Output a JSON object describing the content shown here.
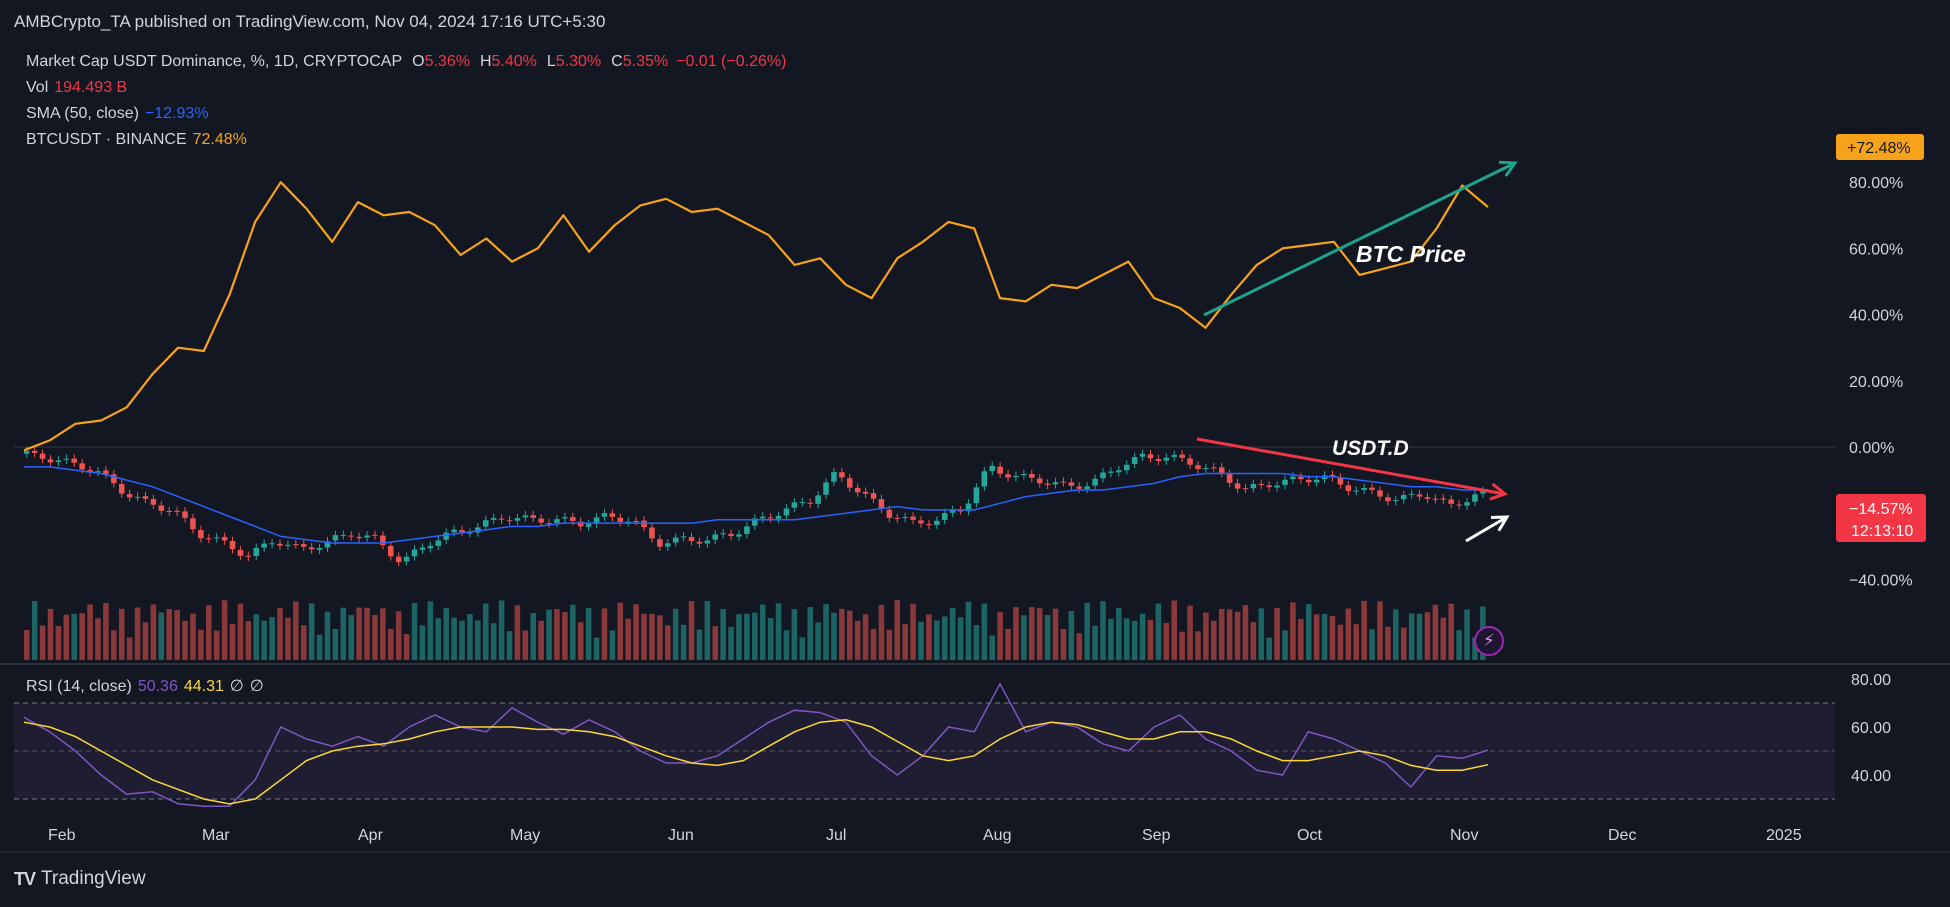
{
  "header": {
    "published": "AMBCrypto_TA published on TradingView.com, Nov 04, 2024 17:16 UTC+5:30"
  },
  "legend": {
    "symbol": "Market Cap USDT Dominance, %, 1D, CRYPTOCAP",
    "o_label": "O",
    "o": "5.36%",
    "h_label": "H",
    "h": "5.40%",
    "l_label": "L",
    "l": "5.30%",
    "c_label": "C",
    "c": "5.35%",
    "change": "−0.01 (−0.26%)",
    "vol_label": "Vol",
    "vol": "194.493 B",
    "sma_label": "SMA (50, close)",
    "sma": "−12.93%",
    "btc_label": "BTCUSDT · BINANCE",
    "btc": "72.48%",
    "rsi_label": "RSI (14, close)",
    "rsi": "50.36",
    "rsi_ma": "44.31",
    "rsi_x1": "∅",
    "rsi_x2": "∅"
  },
  "annotations": {
    "btc_price": "BTC Price",
    "usdt_d": "USDT.D"
  },
  "price_axis": {
    "ticks": [
      "80.00%",
      "60.00%",
      "40.00%",
      "20.00%",
      "0.00%",
      "−40.00%"
    ],
    "btc_badge": "+72.48%",
    "usdt_badge": "−14.57%",
    "countdown": "12:13:10"
  },
  "rsi_axis": {
    "ticks": [
      "80.00",
      "60.00",
      "40.00"
    ]
  },
  "time_axis": {
    "labels": [
      "Feb",
      "Mar",
      "Apr",
      "May",
      "Jun",
      "Jul",
      "Aug",
      "Sep",
      "Oct",
      "Nov",
      "Dec",
      "2025"
    ]
  },
  "footer": {
    "brand": "TradingView"
  },
  "colors": {
    "background": "#131722",
    "btc": "#f7a21b",
    "sma": "#2962ff",
    "up": "#26a69a",
    "down": "#ef5350",
    "rsi": "#7e57c2",
    "rsi_ma": "#fdd835",
    "trend_up": "#1fa38a",
    "trend_down": "#f23645",
    "arrow_white": "#ffffff"
  },
  "chart_data": {
    "type": "line",
    "title": "Market Cap USDT Dominance, %, 1D, CRYPTOCAP",
    "x": [
      "Jan 24",
      "Jan 29",
      "Feb 03",
      "Feb 08",
      "Feb 13",
      "Feb 18",
      "Feb 23",
      "Feb 28",
      "Mar 04",
      "Mar 09",
      "Mar 14",
      "Mar 19",
      "Mar 24",
      "Mar 29",
      "Apr 03",
      "Apr 08",
      "Apr 13",
      "Apr 18",
      "Apr 23",
      "Apr 28",
      "May 03",
      "May 08",
      "May 13",
      "May 18",
      "May 23",
      "May 28",
      "Jun 02",
      "Jun 07",
      "Jun 12",
      "Jun 17",
      "Jun 22",
      "Jun 27",
      "Jul 02",
      "Jul 07",
      "Jul 12",
      "Jul 17",
      "Jul 22",
      "Jul 27",
      "Aug 01",
      "Aug 06",
      "Aug 11",
      "Aug 16",
      "Aug 21",
      "Aug 26",
      "Aug 31",
      "Sep 05",
      "Sep 10",
      "Sep 15",
      "Sep 20",
      "Sep 25",
      "Sep 30",
      "Oct 05",
      "Oct 10",
      "Oct 15",
      "Oct 20",
      "Oct 25",
      "Oct 30",
      "Nov 04"
    ],
    "series": [
      {
        "name": "BTCUSDT · BINANCE",
        "values": [
          -1,
          2,
          7,
          8,
          12,
          22,
          30,
          29,
          46,
          68,
          80,
          72,
          62,
          74,
          70,
          71,
          67,
          58,
          63,
          56,
          60,
          70,
          59,
          67,
          73,
          75,
          71,
          72,
          68,
          64,
          55,
          57,
          49,
          45,
          57,
          62,
          68,
          66,
          45,
          44,
          49,
          48,
          52,
          56,
          45,
          42,
          36,
          46,
          55,
          60,
          61,
          62,
          52,
          54,
          56,
          66,
          79,
          72.48
        ]
      },
      {
        "name": "Market Cap USDT Dominance",
        "values": [
          -2,
          -3,
          -5,
          -7,
          -13,
          -17,
          -19,
          -26,
          -29,
          -33,
          -28,
          -31,
          -29,
          -26,
          -28,
          -35,
          -29,
          -26,
          -24,
          -21,
          -22,
          -22,
          -23,
          -21,
          -22,
          -29,
          -28,
          -28,
          -26,
          -22,
          -19,
          -16,
          -8,
          -14,
          -20,
          -23,
          -22,
          -18,
          -6,
          -9,
          -10,
          -12,
          -11,
          -6,
          -3,
          -3,
          -5,
          -8,
          -13,
          -11,
          -10,
          -9,
          -12,
          -14,
          -16,
          -14,
          -18,
          -14.57
        ]
      },
      {
        "name": "SMA (50, close)",
        "values": [
          -6,
          -6,
          -7,
          -8,
          -10,
          -12,
          -15,
          -18,
          -21,
          -24,
          -27,
          -28,
          -29,
          -29,
          -29,
          -28,
          -27,
          -26,
          -25,
          -24,
          -24,
          -23,
          -23,
          -23,
          -23,
          -23,
          -23,
          -22,
          -22,
          -22,
          -22,
          -21,
          -20,
          -19,
          -18,
          -19,
          -19,
          -19,
          -17,
          -15,
          -14,
          -13,
          -13,
          -12,
          -11,
          -9,
          -8,
          -8,
          -8,
          -8,
          -9,
          -9,
          -10,
          -11,
          -12,
          -12,
          -13,
          -12.93
        ]
      },
      {
        "name": "RSI (14, close)",
        "values": [
          64,
          58,
          50,
          40,
          32,
          33,
          28,
          27,
          27,
          38,
          60,
          55,
          52,
          56,
          52,
          60,
          65,
          60,
          58,
          68,
          62,
          57,
          63,
          58,
          50,
          45,
          45,
          48,
          55,
          62,
          67,
          66,
          62,
          48,
          40,
          48,
          60,
          58,
          78,
          58,
          62,
          60,
          53,
          50,
          60,
          65,
          55,
          50,
          42,
          40,
          58,
          55,
          50,
          45,
          35,
          48,
          47,
          50.36
        ]
      },
      {
        "name": "RSI MA",
        "values": [
          62,
          60,
          56,
          50,
          44,
          38,
          34,
          30,
          28,
          30,
          38,
          46,
          50,
          52,
          53,
          55,
          58,
          60,
          60,
          60,
          59,
          59,
          58,
          56,
          52,
          48,
          45,
          44,
          46,
          52,
          58,
          62,
          63,
          60,
          54,
          48,
          46,
          48,
          55,
          60,
          62,
          61,
          58,
          55,
          55,
          58,
          58,
          55,
          50,
          46,
          46,
          48,
          50,
          48,
          44,
          42,
          42,
          44.31
        ]
      }
    ],
    "ylim": [
      -50,
      90
    ],
    "rsi_ylim": [
      20,
      85
    ]
  }
}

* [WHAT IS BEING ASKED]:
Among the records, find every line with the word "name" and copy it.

* [WRITTEN RESPONSE]:
        "name": "BTCUSDT · BINANCE",
        "name": "Market Cap USDT Dominance",
        "name": "SMA (50, close)",
        "name": "RSI (14, close)",
        "name": "RSI MA",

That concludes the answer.